:: Extracted material

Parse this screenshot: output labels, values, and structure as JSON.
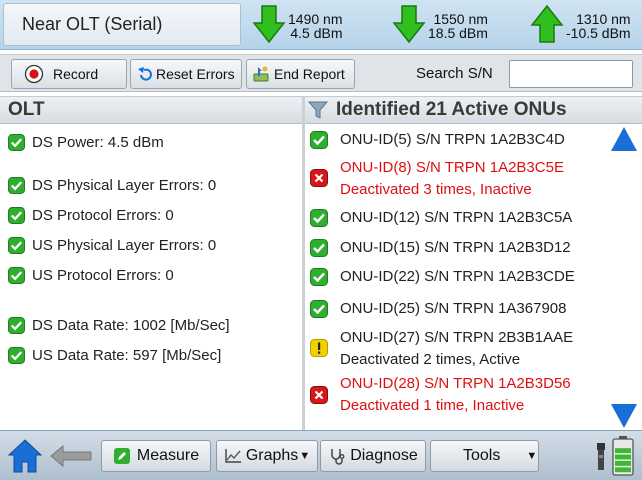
{
  "header": {
    "title": "Near OLT (Serial)",
    "wavelengths": [
      {
        "nm": "1490 nm",
        "power": "4.5 dBm",
        "direction": "down",
        "icon": "green-down-arrow-icon"
      },
      {
        "nm": "1550 nm",
        "power": "18.5 dBm",
        "direction": "down",
        "icon": "green-down-arrow-icon"
      },
      {
        "nm": "1310 nm",
        "power": "-10.5 dBm",
        "direction": "up",
        "icon": "green-up-arrow-icon"
      }
    ]
  },
  "toolbar": {
    "record_label": "Record",
    "reset_label": "Reset Errors",
    "end_report_label": "End Report",
    "search_label": "Search S/N",
    "search_value": ""
  },
  "olt": {
    "heading": "OLT",
    "items": [
      "DS Power: 4.5 dBm",
      "DS Physical Layer Errors: 0",
      "DS Protocol Errors: 0",
      "US Physical Layer Errors: 0",
      "US Protocol Errors: 0",
      "DS Data Rate: 1002 [Mb/Sec]",
      "US Data Rate: 597 [Mb/Sec]"
    ]
  },
  "onus": {
    "heading": "Identified 21 Active ONUs",
    "items": [
      {
        "status": "ok",
        "line1": "ONU-ID(5) S/N TRPN 1A2B3C4D",
        "line2": ""
      },
      {
        "status": "error",
        "line1": "ONU-ID(8) S/N TRPN 1A2B3C5E",
        "line2": "Deactivated 3 times, Inactive"
      },
      {
        "status": "ok",
        "line1": "ONU-ID(12) S/N TRPN 1A2B3C5A",
        "line2": ""
      },
      {
        "status": "ok",
        "line1": "ONU-ID(15) S/N TRPN 1A2B3D12",
        "line2": ""
      },
      {
        "status": "ok",
        "line1": "ONU-ID(22) S/N TRPN 1A2B3CDE",
        "line2": ""
      },
      {
        "status": "ok",
        "line1": "ONU-ID(25) S/N TRPN 1A367908",
        "line2": ""
      },
      {
        "status": "warning",
        "line1": "ONU-ID(27) S/N TRPN 2B3B1AAE",
        "line2": "Deactivated 2 times, Active"
      },
      {
        "status": "error",
        "line1": "ONU-ID(28) S/N TRPN 1A2B3D56",
        "line2": "Deactivated 1 time, Inactive"
      }
    ]
  },
  "bottom": {
    "measure_label": "Measure",
    "graphs_label": "Graphs",
    "diagnose_label": "Diagnose",
    "tools_label": "Tools",
    "battery_level": 0.85
  },
  "colors": {
    "ok": "#2fae2f",
    "error": "#e01010",
    "warning": "#f2d000",
    "scroll_arrow": "#1a6fd6",
    "arrow_green": "#2fbf1f"
  }
}
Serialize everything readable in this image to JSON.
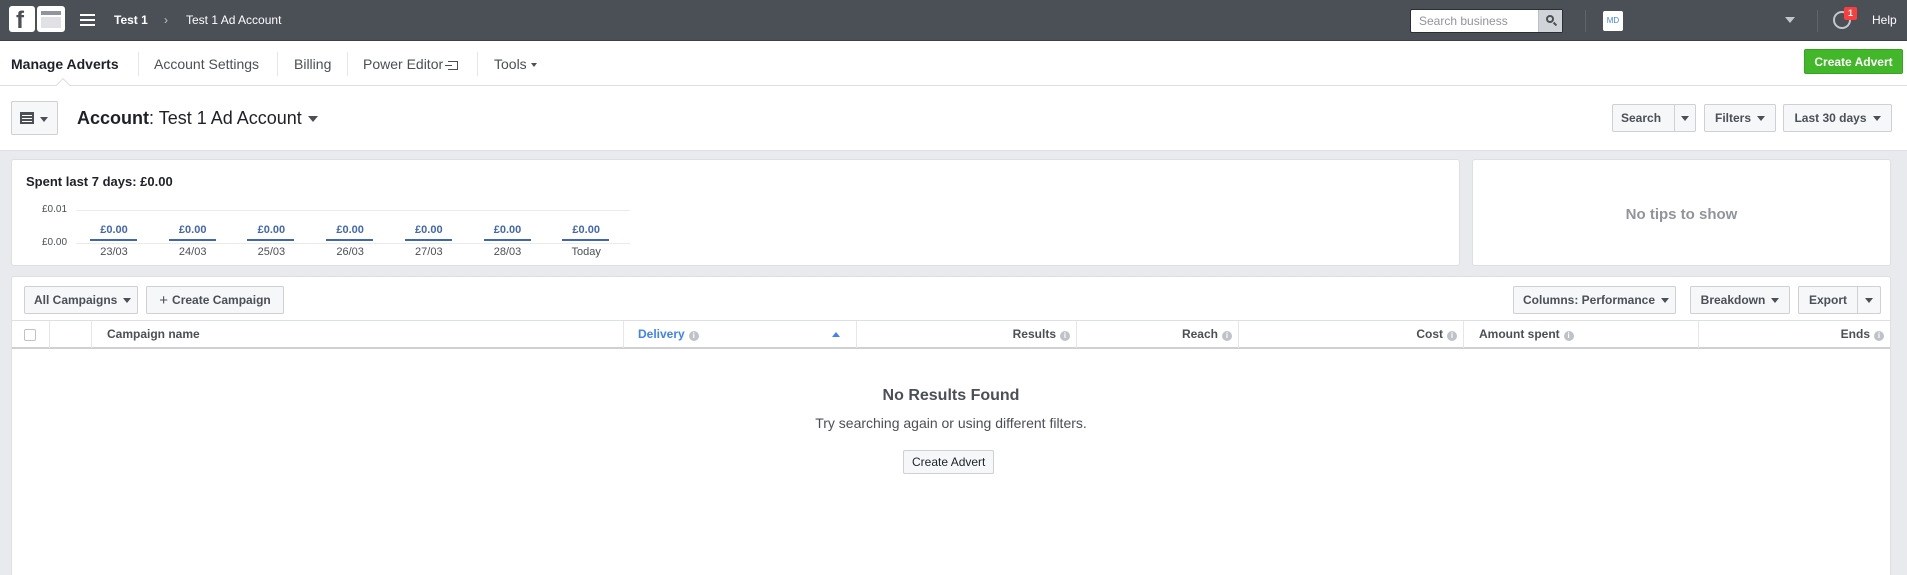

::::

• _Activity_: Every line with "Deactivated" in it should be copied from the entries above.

• _Response to this exercise_:
        "line2": "Deactivated 3 times, Inactive"
        "line2": "Deactivated 2 times, Active"
        "line2": "Deactivated 1 time, Inactive"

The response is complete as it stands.